Which of the lines below include the word "Methods"? Pull each one out.

[Data extracted from a collection]
___

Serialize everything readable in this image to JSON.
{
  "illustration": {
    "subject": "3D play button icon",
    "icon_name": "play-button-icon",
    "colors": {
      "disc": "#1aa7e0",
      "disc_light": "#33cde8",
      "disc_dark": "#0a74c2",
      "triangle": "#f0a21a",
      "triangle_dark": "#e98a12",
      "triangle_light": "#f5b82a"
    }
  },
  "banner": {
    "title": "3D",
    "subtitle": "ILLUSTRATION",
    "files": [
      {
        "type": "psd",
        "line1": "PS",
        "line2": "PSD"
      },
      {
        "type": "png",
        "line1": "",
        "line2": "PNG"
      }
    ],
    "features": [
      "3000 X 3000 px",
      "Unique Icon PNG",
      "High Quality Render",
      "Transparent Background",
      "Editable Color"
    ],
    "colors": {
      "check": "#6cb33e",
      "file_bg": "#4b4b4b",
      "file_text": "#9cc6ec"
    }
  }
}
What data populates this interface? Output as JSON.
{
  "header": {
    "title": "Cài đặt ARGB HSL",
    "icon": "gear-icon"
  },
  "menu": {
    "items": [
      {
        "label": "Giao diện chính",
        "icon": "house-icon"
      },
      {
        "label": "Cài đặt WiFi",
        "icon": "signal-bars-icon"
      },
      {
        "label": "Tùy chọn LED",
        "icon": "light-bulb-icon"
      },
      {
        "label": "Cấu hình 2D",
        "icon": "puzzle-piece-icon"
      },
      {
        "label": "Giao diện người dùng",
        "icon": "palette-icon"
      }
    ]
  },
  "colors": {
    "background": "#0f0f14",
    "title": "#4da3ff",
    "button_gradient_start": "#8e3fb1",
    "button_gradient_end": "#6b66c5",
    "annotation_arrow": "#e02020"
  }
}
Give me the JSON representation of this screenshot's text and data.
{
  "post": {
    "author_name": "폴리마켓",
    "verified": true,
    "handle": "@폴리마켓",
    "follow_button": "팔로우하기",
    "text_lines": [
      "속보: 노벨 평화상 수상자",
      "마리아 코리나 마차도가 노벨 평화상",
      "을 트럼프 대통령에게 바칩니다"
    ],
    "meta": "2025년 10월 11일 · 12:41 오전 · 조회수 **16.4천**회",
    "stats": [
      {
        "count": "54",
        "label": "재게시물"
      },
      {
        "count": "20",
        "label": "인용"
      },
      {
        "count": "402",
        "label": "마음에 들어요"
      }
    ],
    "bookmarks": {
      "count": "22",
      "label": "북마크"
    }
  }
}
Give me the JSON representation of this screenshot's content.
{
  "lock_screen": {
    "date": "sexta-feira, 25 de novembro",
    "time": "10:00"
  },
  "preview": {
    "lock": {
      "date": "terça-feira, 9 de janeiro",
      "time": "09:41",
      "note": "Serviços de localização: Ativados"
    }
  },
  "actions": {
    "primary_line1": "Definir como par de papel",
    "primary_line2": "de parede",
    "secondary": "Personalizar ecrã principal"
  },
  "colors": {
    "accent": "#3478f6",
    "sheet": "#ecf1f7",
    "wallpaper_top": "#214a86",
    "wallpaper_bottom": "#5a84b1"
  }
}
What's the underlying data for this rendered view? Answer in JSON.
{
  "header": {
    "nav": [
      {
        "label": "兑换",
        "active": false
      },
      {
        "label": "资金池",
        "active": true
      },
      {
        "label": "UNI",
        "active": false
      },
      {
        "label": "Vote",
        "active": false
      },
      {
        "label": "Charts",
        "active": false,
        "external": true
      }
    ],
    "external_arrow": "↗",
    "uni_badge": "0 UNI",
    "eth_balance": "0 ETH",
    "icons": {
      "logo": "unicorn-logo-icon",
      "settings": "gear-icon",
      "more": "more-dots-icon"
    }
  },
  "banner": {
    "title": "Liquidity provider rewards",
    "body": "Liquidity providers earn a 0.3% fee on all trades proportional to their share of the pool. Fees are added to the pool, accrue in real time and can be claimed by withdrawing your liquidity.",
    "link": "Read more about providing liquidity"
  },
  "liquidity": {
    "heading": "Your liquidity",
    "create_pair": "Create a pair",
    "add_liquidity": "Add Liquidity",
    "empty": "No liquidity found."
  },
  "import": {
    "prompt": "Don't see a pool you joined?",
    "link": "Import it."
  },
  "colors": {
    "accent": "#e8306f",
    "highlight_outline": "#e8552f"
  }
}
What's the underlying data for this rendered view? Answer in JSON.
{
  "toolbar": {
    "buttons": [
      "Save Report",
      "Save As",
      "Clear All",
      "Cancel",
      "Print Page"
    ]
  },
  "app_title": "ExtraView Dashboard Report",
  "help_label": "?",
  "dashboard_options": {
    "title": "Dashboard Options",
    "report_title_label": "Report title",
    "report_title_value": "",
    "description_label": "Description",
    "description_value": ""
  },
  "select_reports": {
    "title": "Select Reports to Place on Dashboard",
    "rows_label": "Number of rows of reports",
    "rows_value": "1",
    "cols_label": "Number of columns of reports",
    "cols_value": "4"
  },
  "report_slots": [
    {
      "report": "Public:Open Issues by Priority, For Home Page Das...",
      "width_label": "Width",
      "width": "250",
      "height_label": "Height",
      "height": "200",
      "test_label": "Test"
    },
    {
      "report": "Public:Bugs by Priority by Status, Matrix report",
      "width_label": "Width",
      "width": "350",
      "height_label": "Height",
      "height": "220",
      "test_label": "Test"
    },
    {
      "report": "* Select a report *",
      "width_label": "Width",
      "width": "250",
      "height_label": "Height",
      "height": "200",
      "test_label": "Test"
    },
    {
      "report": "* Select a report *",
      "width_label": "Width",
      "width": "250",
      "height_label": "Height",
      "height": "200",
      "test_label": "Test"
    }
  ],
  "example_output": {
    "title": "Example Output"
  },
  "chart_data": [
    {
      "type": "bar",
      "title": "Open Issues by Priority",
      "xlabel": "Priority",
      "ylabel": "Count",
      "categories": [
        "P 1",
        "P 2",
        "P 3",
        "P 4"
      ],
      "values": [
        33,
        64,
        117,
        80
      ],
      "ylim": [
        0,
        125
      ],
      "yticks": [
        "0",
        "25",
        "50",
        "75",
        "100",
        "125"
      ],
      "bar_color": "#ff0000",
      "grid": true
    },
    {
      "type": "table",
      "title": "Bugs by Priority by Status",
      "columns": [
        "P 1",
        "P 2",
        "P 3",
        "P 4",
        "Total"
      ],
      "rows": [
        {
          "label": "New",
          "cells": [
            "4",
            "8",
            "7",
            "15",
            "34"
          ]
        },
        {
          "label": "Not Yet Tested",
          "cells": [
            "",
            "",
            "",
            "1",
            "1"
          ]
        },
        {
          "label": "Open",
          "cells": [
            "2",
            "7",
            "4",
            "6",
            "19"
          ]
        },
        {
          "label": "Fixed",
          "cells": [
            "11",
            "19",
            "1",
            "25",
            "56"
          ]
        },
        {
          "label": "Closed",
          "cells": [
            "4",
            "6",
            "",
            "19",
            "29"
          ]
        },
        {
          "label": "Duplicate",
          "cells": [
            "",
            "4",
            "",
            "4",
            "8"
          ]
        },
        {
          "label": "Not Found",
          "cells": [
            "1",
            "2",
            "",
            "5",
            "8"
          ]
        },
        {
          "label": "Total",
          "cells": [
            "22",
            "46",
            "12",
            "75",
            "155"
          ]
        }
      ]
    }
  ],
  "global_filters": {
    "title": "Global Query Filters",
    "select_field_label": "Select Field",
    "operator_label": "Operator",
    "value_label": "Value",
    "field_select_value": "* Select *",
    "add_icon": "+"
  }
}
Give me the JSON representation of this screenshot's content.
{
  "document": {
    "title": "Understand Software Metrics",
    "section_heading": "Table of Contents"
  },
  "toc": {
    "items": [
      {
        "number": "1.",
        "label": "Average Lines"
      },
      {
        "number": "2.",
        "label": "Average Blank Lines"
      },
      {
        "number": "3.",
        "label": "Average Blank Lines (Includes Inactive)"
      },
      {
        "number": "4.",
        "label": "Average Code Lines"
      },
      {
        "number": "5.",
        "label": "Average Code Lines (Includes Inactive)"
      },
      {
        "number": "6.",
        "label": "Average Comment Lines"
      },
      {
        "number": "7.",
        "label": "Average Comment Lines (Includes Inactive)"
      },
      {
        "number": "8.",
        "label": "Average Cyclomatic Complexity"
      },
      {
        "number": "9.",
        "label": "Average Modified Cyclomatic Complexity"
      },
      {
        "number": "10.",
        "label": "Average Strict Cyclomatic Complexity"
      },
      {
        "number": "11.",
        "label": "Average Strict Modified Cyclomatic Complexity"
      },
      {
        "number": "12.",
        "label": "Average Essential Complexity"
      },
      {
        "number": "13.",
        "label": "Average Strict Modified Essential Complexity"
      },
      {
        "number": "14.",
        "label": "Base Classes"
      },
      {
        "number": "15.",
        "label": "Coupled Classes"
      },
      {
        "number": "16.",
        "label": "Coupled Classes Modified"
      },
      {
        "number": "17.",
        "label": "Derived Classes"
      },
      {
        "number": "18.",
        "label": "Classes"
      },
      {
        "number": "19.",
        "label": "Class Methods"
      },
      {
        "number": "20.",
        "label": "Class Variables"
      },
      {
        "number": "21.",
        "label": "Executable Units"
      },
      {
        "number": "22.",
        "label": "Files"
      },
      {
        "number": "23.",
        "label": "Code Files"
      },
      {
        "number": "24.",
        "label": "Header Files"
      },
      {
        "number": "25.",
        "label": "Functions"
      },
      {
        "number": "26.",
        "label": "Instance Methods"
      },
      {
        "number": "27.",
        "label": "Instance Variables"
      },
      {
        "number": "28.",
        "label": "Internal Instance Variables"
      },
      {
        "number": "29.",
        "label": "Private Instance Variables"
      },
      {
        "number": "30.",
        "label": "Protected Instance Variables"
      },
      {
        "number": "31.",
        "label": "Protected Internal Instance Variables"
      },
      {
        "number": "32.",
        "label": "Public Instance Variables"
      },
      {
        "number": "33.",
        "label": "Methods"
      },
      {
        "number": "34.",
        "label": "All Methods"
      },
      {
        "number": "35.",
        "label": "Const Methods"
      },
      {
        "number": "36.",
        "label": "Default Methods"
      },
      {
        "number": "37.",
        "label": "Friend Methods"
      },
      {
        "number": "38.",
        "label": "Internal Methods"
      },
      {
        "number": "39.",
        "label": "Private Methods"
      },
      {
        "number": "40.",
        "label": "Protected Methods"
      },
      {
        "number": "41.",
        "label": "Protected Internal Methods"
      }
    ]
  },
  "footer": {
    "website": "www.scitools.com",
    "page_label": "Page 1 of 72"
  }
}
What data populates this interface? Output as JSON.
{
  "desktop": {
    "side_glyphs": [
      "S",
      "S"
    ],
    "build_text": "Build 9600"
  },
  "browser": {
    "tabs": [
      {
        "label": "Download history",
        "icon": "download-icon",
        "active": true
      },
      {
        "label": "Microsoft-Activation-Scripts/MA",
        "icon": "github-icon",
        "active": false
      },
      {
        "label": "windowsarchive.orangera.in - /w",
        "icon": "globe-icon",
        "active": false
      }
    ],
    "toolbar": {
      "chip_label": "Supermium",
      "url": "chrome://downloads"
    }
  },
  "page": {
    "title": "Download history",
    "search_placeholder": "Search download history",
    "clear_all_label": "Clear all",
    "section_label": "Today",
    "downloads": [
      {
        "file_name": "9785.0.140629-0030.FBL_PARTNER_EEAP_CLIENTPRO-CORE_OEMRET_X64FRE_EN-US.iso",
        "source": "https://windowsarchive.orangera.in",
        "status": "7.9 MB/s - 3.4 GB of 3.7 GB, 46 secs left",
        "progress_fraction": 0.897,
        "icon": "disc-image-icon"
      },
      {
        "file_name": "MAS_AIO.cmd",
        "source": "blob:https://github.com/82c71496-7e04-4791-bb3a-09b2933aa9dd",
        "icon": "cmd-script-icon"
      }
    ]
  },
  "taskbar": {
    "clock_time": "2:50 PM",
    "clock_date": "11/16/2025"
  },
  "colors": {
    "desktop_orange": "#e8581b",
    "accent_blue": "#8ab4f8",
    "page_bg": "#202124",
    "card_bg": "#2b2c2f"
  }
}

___

* Output of the exercise *
        "label": "Class Methods"
        "label": "Instance Methods"
        "label": "Methods"
        "label": "All Methods"
        "label": "Const Methods"
        "label": "Default Methods"
        "label": "Friend Methods"
        "label": "Internal Methods"
        "label": "Private Methods"
        "label": "Protected Methods"
        "label": "Protected Internal Methods"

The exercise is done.